William John Cavendish-Scott-Bentinck, the 5th Duke of Portland, was a 19th century British aristocrat who, like all proper aristocrats, was renowned for his eccentricities. Terribly shy and introverted, Portland lived a reclusive lifestyle. His valet was the only person who saw him in his quarters, whilst the army of workmen employed to renovate his home, Welbeck Abbey, were ordered, if perchance they were to catch a glimpse of their master, never to acknowledge his presence. One workman who saluted Portland was immediately dismissed. His rooms all had two letterboxes, one for incoming and another for outgoing mail; his staff received their orders via written notes and any contact with the outside world was conducted by letters through which maintained an extensive correspondence with a wide-ranging network of family and friends.

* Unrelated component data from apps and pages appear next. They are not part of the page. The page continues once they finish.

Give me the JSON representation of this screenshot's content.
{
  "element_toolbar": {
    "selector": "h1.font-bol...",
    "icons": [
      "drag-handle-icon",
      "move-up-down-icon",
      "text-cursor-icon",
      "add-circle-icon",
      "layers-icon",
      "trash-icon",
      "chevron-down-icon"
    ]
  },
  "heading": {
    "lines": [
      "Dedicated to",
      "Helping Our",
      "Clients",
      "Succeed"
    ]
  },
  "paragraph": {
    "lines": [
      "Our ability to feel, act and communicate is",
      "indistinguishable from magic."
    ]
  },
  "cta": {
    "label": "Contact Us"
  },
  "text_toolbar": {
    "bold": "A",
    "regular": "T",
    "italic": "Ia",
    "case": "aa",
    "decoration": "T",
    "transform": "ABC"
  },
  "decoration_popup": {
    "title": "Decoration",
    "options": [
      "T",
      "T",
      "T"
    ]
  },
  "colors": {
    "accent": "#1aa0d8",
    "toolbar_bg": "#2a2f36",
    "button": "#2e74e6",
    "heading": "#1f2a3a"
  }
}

Portland frequently took nocturnal walks around his estate, following, at a distance of forty yards, a female servant carrying a lantern. On the rare occasion he would venture out by day he would don two overcoats with a large collar and a tall hat, and would carry an umbrella with which he would attempt to conceal himself if anyone addressed him.
Most curious, however, were his architectural alterations to Welbeck Abbey, which cost an enormous amount of money and required thousands of workmen. Whilst the Abbey’s immense 22acre kitchen gardens, the huge riding house and stables, and the roller skating rink built for the servants are impressive, it is undoubtedly the complex labyrinth of subterranean tunnels and secret chambers, all painted pink, that are most intriguing.
Reportedly totalling 15miles in length, the tunnels connect a number of chambers and above ground rooms. One connecting the main house and riding house is 1000yds long and wide enough for several people to walk side-by-side, whilst another, more elaborate tunnel, over one mile in length, wide enough for two coaches and intended to emerge near Worksop, had to be abandoned after a part of it which ran under the lake failed. The skylights used to illuminate the tunnel can still be seen from a nearby footpath and in aerial photographs. Included amongst the chambers are a 160ft high great hall, which was used as a picture gallery and ballroom (although not by the 5th Duke), a library, an observatory with a large glass ceiling, and a billiards room.
[Sources: Welbeck Abbey | 5th Duke of Portland | Images: 1: The Duke of Portland | 2: Welbeck Abbey | 3: The Grand Ballroom : 4: A Subterranean Tunnel | 5: Entrance to the Short Tunnel | 6: Library]